━━ Data to examine
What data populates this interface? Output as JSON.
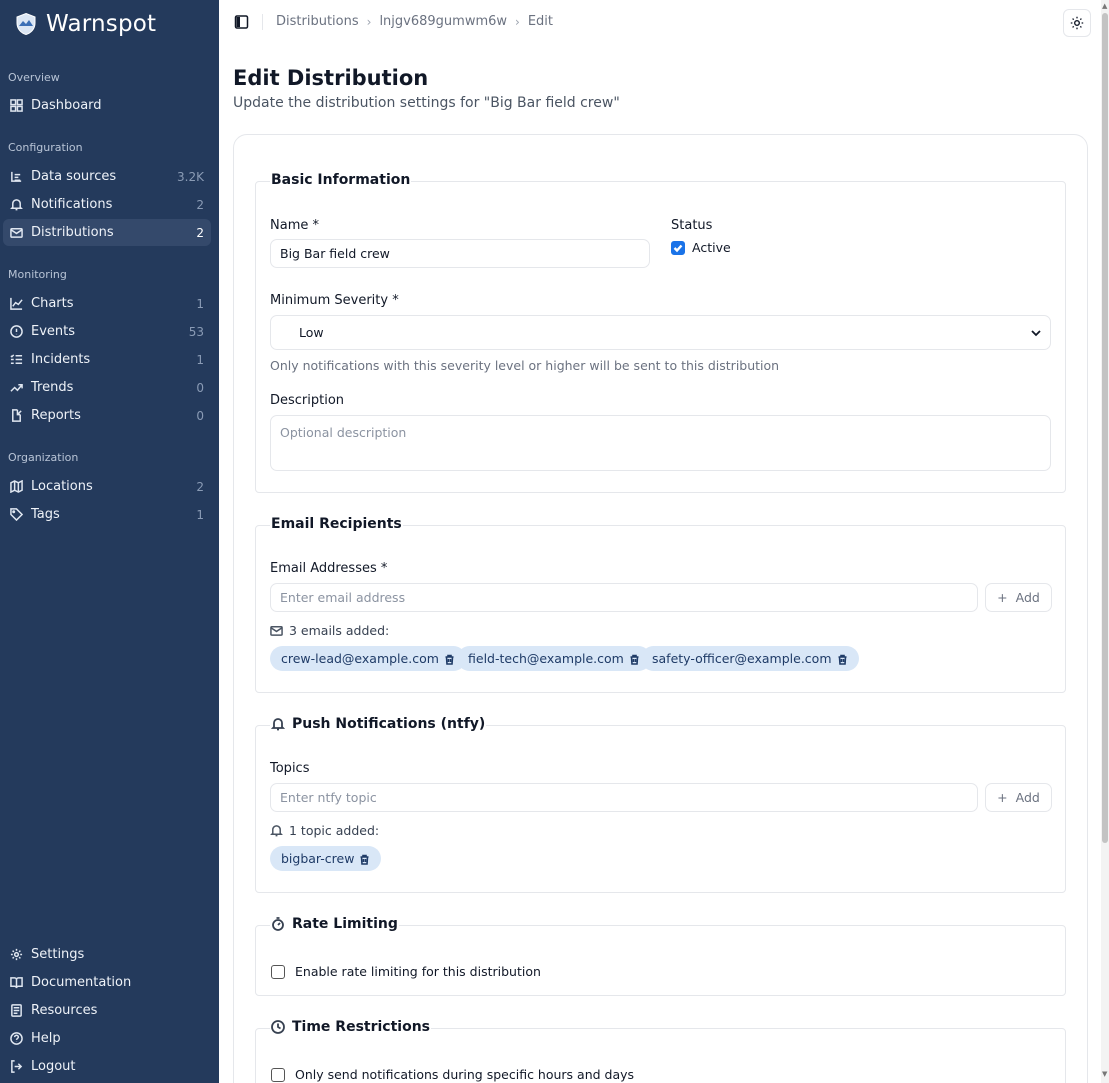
{
  "app": {
    "name": "Warnspot"
  },
  "sidebar": {
    "sections": [
      {
        "title": "Overview"
      },
      {
        "title": "Configuration"
      },
      {
        "title": "Monitoring"
      },
      {
        "title": "Organization"
      }
    ],
    "items": [
      {
        "label": "Dashboard",
        "count": "",
        "icon": "dashboard-icon"
      },
      {
        "label": "Data sources",
        "count": "3.2K",
        "icon": "list-icon"
      },
      {
        "label": "Notifications",
        "count": "2",
        "icon": "bell-icon"
      },
      {
        "label": "Distributions",
        "count": "2",
        "icon": "mail-icon",
        "active": true
      },
      {
        "label": "Charts",
        "count": "1",
        "icon": "line-chart-icon"
      },
      {
        "label": "Events",
        "count": "53",
        "icon": "shield-icon"
      },
      {
        "label": "Incidents",
        "count": "1",
        "icon": "list-checks-icon"
      },
      {
        "label": "Trends",
        "count": "0",
        "icon": "trending-up-icon"
      },
      {
        "label": "Reports",
        "count": "0",
        "icon": "file-edit-icon"
      },
      {
        "label": "Locations",
        "count": "2",
        "icon": "map-icon"
      },
      {
        "label": "Tags",
        "count": "1",
        "icon": "tag-icon"
      }
    ],
    "footer": [
      {
        "label": "Settings",
        "icon": "gear-icon"
      },
      {
        "label": "Documentation",
        "icon": "book-icon"
      },
      {
        "label": "Resources",
        "icon": "newspaper-icon"
      },
      {
        "label": "Help",
        "icon": "help-icon"
      },
      {
        "label": "Logout",
        "icon": "logout-icon"
      }
    ]
  },
  "breadcrumb": {
    "items": [
      "Distributions",
      "lnjgv689gumwm6w",
      "Edit"
    ]
  },
  "page": {
    "title": "Edit Distribution",
    "subtitle": "Update the distribution settings for \"Big Bar field crew\""
  },
  "basic": {
    "legend": "Basic Information",
    "name_label": "Name *",
    "name_value": "Big Bar field crew",
    "status_label": "Status",
    "active_label": "Active",
    "active_checked": true,
    "severity_label": "Minimum Severity *",
    "severity_value": "Low",
    "severity_help": "Only notifications with this severity level or higher will be sent to this distribution",
    "description_label": "Description",
    "description_placeholder": "Optional description"
  },
  "email": {
    "legend": "Email Recipients",
    "label": "Email Addresses *",
    "placeholder": "Enter email address",
    "add_label": "Add",
    "added_text": "3 emails added:",
    "chips": [
      "crew-lead@example.com",
      "field-tech@example.com",
      "safety-officer@example.com"
    ]
  },
  "push": {
    "legend": "Push Notifications (ntfy)",
    "label": "Topics",
    "placeholder": "Enter ntfy topic",
    "add_label": "Add",
    "added_text": "1 topic added:",
    "chips": [
      "bigbar-crew"
    ]
  },
  "rate": {
    "legend": "Rate Limiting",
    "checkbox_label": "Enable rate limiting for this distribution"
  },
  "time": {
    "legend": "Time Restrictions",
    "checkbox_label": "Only send notifications during specific hours and days"
  },
  "colors": {
    "sidebar": "#243a5c",
    "accent": "#1a73e8",
    "chip": "#d9e7f7"
  }
}
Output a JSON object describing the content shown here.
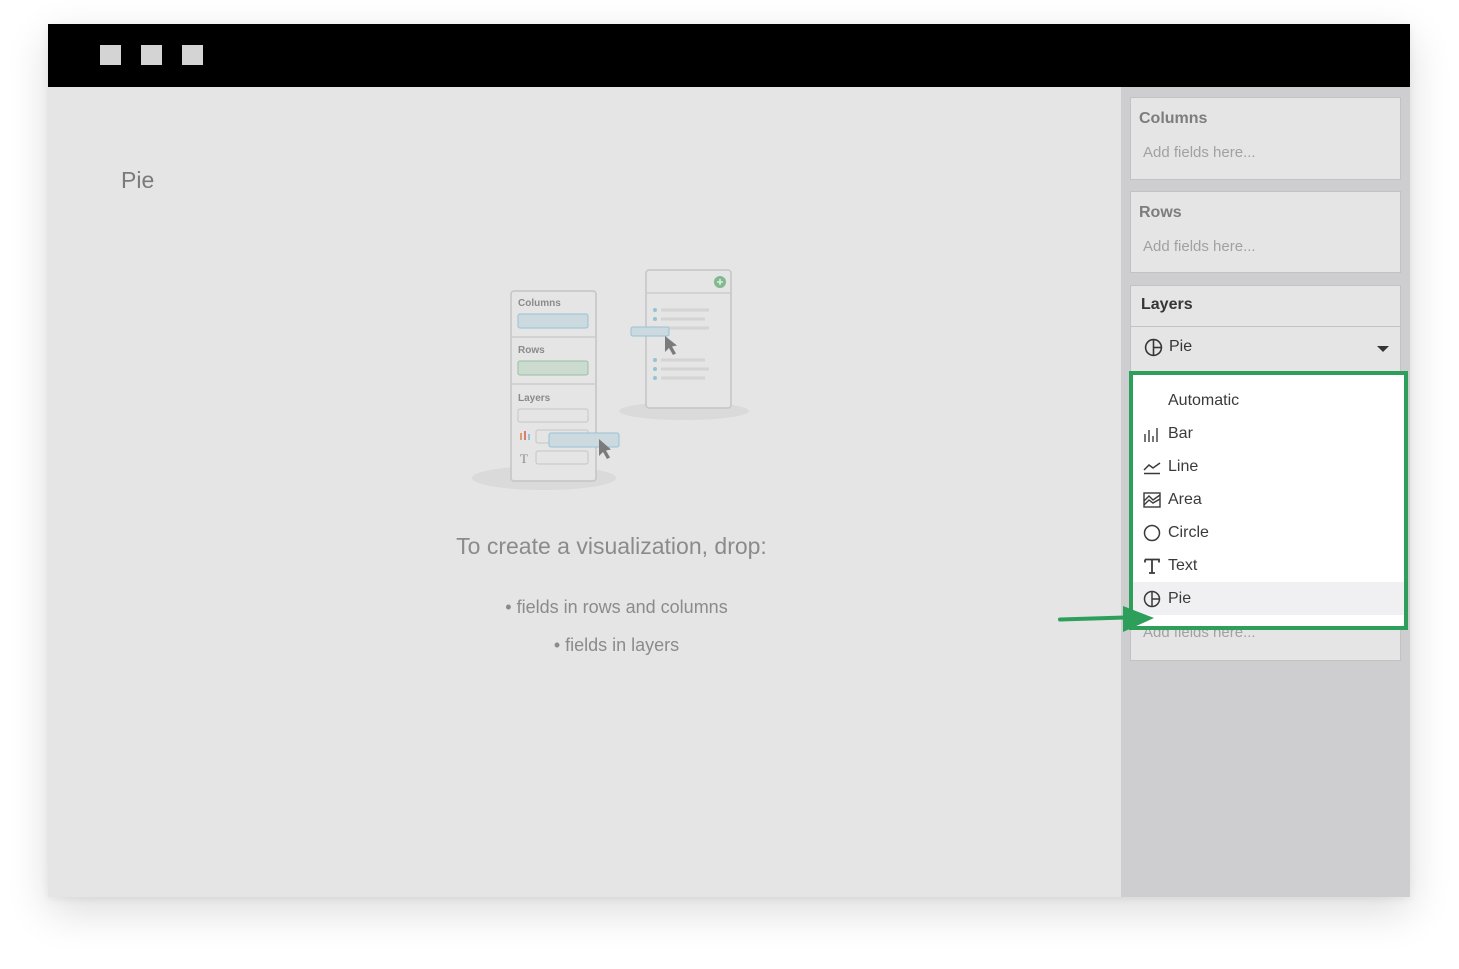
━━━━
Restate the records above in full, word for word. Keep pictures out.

What data populates this interface? Output as JSON.
{
  "app": {
    "name": "Warnspot"
  },
  "sidebar": {
    "sections": [
      {
        "title": "Overview"
      },
      {
        "title": "Configuration"
      },
      {
        "title": "Monitoring"
      },
      {
        "title": "Organization"
      }
    ],
    "items": [
      {
        "label": "Dashboard",
        "count": "",
        "icon": "dashboard-icon"
      },
      {
        "label": "Data sources",
        "count": "3.2K",
        "icon": "list-icon"
      },
      {
        "label": "Notifications",
        "count": "2",
        "icon": "bell-icon"
      },
      {
        "label": "Distributions",
        "count": "2",
        "icon": "mail-icon",
        "active": true
      },
      {
        "label": "Charts",
        "count": "1",
        "icon": "line-chart-icon"
      },
      {
        "label": "Events",
        "count": "53",
        "icon": "shield-icon"
      },
      {
        "label": "Incidents",
        "count": "1",
        "icon": "list-checks-icon"
      },
      {
        "label": "Trends",
        "count": "0",
        "icon": "trending-up-icon"
      },
      {
        "label": "Reports",
        "count": "0",
        "icon": "file-edit-icon"
      },
      {
        "label": "Locations",
        "count": "2",
        "icon": "map-icon"
      },
      {
        "label": "Tags",
        "count": "1",
        "icon": "tag-icon"
      }
    ],
    "footer": [
      {
        "label": "Settings",
        "icon": "gear-icon"
      },
      {
        "label": "Documentation",
        "icon": "book-icon"
      },
      {
        "label": "Resources",
        "icon": "newspaper-icon"
      },
      {
        "label": "Help",
        "icon": "help-icon"
      },
      {
        "label": "Logout",
        "icon": "logout-icon"
      }
    ]
  },
  "breadcrumb": {
    "items": [
      "Distributions",
      "lnjgv689gumwm6w",
      "Edit"
    ]
  },
  "page": {
    "title": "Edit Distribution",
    "subtitle": "Update the distribution settings for \"Big Bar field crew\""
  },
  "basic": {
    "legend": "Basic Information",
    "name_label": "Name *",
    "name_value": "Big Bar field crew",
    "status_label": "Status",
    "active_label": "Active",
    "active_checked": true,
    "severity_label": "Minimum Severity *",
    "severity_value": "Low",
    "severity_help": "Only notifications with this severity level or higher will be sent to this distribution",
    "description_label": "Description",
    "description_placeholder": "Optional description"
  },
  "email": {
    "legend": "Email Recipients",
    "label": "Email Addresses *",
    "placeholder": "Enter email address",
    "add_label": "Add",
    "added_text": "3 emails added:",
    "chips": [
      "crew-lead@example.com",
      "field-tech@example.com",
      "safety-officer@example.com"
    ]
  },
  "push": {
    "legend": "Push Notifications (ntfy)",
    "label": "Topics",
    "placeholder": "Enter ntfy topic",
    "add_label": "Add",
    "added_text": "1 topic added:",
    "chips": [
      "bigbar-crew"
    ]
  },
  "rate": {
    "legend": "Rate Limiting",
    "checkbox_label": "Enable rate limiting for this distribution"
  },
  "time": {
    "legend": "Time Restrictions",
    "checkbox_label": "Only send notifications during specific hours and days"
  },
  "colors": {
    "sidebar": "#243a5c",
    "accent": "#1a73e8",
    "chip": "#d9e7f7"
  }
}
Output a JSON object describing the content shown here.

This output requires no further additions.